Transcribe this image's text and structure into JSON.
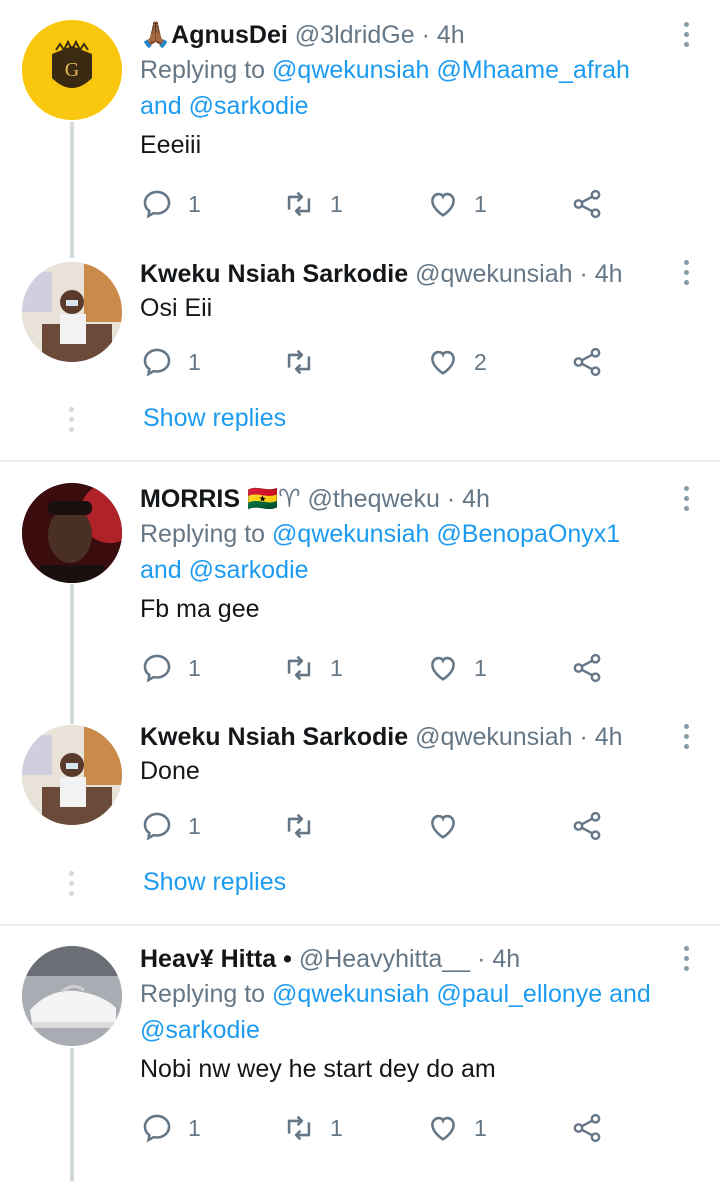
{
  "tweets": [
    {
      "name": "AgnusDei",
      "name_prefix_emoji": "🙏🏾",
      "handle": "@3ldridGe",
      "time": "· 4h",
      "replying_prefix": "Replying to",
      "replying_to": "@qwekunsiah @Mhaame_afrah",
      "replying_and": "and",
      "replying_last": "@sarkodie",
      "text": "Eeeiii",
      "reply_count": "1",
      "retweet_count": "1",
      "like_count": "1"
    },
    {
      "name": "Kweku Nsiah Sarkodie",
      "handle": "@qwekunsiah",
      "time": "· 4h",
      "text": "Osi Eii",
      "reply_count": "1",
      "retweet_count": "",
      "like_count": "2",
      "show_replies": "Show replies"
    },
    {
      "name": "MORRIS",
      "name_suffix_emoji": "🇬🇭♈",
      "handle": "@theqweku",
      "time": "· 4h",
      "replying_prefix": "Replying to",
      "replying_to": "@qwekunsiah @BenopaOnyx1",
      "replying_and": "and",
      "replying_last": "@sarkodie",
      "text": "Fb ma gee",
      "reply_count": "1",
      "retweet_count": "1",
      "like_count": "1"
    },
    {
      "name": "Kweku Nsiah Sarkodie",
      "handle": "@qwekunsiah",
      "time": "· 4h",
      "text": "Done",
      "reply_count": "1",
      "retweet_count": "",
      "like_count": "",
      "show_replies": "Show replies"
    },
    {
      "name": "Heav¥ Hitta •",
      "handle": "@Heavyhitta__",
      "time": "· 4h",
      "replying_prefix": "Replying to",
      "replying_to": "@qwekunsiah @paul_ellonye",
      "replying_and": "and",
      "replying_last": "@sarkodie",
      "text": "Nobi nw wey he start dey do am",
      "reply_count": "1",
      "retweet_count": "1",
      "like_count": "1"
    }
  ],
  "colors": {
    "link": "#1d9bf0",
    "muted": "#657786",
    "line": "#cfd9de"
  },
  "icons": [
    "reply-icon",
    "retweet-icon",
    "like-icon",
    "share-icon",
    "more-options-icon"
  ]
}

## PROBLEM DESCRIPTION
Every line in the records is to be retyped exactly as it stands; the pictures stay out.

## SOLUTION FOR THIS TASK
Transcribe this image's text and structure into JSON.
{
  "tweets": [
    {
      "name": "AgnusDei",
      "name_prefix_emoji": "🙏🏾",
      "handle": "@3ldridGe",
      "time": "· 4h",
      "replying_prefix": "Replying to",
      "replying_to": "@qwekunsiah @Mhaame_afrah",
      "replying_and": "and",
      "replying_last": "@sarkodie",
      "text": "Eeeiii",
      "reply_count": "1",
      "retweet_count": "1",
      "like_count": "1"
    },
    {
      "name": "Kweku Nsiah Sarkodie",
      "handle": "@qwekunsiah",
      "time": "· 4h",
      "text": "Osi Eii",
      "reply_count": "1",
      "retweet_count": "",
      "like_count": "2",
      "show_replies": "Show replies"
    },
    {
      "name": "MORRIS",
      "name_suffix_emoji": "🇬🇭♈",
      "handle": "@theqweku",
      "time": "· 4h",
      "replying_prefix": "Replying to",
      "replying_to": "@qwekunsiah @BenopaOnyx1",
      "replying_and": "and",
      "replying_last": "@sarkodie",
      "text": "Fb ma gee",
      "reply_count": "1",
      "retweet_count": "1",
      "like_count": "1"
    },
    {
      "name": "Kweku Nsiah Sarkodie",
      "handle": "@qwekunsiah",
      "time": "· 4h",
      "text": "Done",
      "reply_count": "1",
      "retweet_count": "",
      "like_count": "",
      "show_replies": "Show replies"
    },
    {
      "name": "Heav¥ Hitta •",
      "handle": "@Heavyhitta__",
      "time": "· 4h",
      "replying_prefix": "Replying to",
      "replying_to": "@qwekunsiah @paul_ellonye",
      "replying_and": "and",
      "replying_last": "@sarkodie",
      "text": "Nobi nw wey he start dey do am",
      "reply_count": "1",
      "retweet_count": "1",
      "like_count": "1"
    }
  ],
  "colors": {
    "link": "#1d9bf0",
    "muted": "#657786",
    "line": "#cfd9de"
  },
  "icons": [
    "reply-icon",
    "retweet-icon",
    "like-icon",
    "share-icon",
    "more-options-icon"
  ]
}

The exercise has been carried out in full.